---------- The input

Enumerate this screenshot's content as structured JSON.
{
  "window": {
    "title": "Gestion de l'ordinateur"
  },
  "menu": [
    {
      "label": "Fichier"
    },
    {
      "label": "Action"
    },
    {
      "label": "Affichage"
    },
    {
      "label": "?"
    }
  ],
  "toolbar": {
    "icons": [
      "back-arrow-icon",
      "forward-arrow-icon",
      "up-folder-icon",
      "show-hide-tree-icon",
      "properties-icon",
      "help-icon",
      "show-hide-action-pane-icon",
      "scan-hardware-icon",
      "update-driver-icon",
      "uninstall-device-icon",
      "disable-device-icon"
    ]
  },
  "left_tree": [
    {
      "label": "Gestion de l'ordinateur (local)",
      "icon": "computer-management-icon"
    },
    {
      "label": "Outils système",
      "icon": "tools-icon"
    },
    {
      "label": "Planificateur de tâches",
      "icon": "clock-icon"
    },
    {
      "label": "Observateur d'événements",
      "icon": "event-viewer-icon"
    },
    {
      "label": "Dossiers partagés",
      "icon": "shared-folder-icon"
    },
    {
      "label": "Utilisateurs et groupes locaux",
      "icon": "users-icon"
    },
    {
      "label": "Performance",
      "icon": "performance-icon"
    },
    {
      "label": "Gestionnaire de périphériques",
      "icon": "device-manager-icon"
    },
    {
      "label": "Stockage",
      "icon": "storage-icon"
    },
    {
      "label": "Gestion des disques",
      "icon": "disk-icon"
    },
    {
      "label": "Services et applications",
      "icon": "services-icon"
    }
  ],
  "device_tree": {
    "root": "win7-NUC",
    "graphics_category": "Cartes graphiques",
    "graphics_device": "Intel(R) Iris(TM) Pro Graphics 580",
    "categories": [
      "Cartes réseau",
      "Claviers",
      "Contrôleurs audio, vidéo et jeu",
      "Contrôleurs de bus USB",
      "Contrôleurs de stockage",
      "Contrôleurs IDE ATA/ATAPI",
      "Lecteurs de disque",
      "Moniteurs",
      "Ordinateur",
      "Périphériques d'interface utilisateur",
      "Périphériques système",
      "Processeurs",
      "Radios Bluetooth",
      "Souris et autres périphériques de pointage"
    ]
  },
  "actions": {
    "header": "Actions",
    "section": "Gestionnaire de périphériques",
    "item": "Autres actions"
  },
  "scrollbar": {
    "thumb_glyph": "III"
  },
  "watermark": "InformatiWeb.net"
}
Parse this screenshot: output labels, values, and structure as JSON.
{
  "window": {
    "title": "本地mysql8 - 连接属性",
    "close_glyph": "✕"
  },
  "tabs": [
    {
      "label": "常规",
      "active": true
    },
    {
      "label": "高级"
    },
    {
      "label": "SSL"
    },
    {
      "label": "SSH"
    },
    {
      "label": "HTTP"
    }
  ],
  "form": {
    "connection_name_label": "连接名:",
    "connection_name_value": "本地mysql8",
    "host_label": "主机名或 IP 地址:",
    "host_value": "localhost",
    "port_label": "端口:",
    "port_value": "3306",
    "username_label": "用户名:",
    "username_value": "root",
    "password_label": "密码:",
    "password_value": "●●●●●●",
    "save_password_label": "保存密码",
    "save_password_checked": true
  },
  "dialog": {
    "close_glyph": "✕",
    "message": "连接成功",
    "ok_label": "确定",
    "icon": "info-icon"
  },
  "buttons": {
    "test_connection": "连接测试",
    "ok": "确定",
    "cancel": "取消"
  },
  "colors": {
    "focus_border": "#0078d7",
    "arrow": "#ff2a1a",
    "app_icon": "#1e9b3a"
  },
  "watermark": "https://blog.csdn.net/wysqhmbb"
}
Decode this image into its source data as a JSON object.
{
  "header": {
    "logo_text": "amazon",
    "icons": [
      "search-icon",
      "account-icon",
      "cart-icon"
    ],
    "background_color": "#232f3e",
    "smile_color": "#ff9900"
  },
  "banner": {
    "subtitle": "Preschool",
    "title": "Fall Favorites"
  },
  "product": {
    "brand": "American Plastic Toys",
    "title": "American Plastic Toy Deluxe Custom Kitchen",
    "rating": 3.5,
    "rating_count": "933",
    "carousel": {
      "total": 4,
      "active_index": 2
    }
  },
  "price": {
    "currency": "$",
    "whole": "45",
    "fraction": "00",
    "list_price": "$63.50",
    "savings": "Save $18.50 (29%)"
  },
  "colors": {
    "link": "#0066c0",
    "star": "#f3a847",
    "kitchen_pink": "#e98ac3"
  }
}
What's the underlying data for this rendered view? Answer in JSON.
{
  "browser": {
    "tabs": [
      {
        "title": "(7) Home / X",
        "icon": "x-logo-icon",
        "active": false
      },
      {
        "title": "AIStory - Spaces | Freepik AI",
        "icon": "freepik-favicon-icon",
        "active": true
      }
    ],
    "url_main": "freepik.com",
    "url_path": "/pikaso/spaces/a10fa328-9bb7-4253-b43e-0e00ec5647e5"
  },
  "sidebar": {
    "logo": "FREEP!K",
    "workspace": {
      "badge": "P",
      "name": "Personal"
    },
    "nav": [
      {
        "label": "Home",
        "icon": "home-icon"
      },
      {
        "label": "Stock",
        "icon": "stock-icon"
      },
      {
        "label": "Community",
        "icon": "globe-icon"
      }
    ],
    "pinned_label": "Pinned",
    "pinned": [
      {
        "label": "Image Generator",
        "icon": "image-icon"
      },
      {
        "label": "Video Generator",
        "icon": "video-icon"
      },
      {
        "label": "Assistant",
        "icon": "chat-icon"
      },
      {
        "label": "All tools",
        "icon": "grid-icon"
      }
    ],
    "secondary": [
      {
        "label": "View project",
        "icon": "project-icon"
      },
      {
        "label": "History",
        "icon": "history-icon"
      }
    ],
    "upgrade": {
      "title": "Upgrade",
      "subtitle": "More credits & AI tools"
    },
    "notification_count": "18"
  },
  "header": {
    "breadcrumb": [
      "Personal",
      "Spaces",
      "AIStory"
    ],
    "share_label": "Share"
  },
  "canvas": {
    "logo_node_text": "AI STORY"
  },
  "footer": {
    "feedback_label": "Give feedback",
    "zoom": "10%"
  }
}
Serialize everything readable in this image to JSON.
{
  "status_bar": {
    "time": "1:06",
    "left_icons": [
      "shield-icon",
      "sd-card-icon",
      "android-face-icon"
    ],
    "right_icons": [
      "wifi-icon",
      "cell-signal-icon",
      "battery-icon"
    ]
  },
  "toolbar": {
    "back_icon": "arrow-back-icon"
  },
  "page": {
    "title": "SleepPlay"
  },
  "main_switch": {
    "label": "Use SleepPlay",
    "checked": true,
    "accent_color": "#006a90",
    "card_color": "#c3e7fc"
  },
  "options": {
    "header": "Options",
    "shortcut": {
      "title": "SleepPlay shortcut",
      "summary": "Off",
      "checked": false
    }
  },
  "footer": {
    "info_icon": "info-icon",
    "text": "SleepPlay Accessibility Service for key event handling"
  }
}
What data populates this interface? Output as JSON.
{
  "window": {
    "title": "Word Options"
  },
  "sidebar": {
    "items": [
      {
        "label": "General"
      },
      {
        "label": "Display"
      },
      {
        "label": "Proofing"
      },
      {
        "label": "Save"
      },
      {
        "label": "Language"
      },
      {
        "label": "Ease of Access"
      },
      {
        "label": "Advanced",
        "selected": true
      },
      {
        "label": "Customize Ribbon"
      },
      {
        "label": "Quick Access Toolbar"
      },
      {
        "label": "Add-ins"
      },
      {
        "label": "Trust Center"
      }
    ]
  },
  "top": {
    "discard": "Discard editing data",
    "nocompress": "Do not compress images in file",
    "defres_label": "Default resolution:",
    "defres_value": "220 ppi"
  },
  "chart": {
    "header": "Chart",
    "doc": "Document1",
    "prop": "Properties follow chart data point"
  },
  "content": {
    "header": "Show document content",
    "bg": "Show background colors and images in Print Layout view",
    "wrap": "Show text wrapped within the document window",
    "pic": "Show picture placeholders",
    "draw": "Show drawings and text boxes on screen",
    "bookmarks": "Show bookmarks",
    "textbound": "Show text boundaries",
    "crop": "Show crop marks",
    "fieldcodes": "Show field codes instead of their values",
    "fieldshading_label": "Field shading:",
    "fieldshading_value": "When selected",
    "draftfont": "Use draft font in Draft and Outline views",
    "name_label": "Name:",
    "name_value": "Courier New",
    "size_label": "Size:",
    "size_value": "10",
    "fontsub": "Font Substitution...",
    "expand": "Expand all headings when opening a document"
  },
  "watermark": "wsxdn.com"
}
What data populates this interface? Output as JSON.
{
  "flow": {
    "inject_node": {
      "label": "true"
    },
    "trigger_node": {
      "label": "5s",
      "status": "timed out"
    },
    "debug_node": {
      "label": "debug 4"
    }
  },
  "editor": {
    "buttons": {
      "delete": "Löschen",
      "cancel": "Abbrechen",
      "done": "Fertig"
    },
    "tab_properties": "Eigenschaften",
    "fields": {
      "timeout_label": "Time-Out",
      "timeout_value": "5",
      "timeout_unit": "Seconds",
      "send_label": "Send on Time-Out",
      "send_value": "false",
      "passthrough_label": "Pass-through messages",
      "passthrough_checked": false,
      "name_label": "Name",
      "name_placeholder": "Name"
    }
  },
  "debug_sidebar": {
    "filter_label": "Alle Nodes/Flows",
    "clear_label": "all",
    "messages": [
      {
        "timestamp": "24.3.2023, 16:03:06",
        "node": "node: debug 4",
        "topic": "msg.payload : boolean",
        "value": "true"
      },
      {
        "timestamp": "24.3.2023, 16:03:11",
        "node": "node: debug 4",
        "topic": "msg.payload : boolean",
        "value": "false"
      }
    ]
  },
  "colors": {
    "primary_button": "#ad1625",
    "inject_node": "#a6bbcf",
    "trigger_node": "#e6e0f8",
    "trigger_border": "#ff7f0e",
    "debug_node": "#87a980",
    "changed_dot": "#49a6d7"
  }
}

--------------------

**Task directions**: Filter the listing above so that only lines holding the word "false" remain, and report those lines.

**Response box**:
        "active": false
      "checked": false
      "send_value": "false",
      "passthrough_checked": false,
        "value": "false"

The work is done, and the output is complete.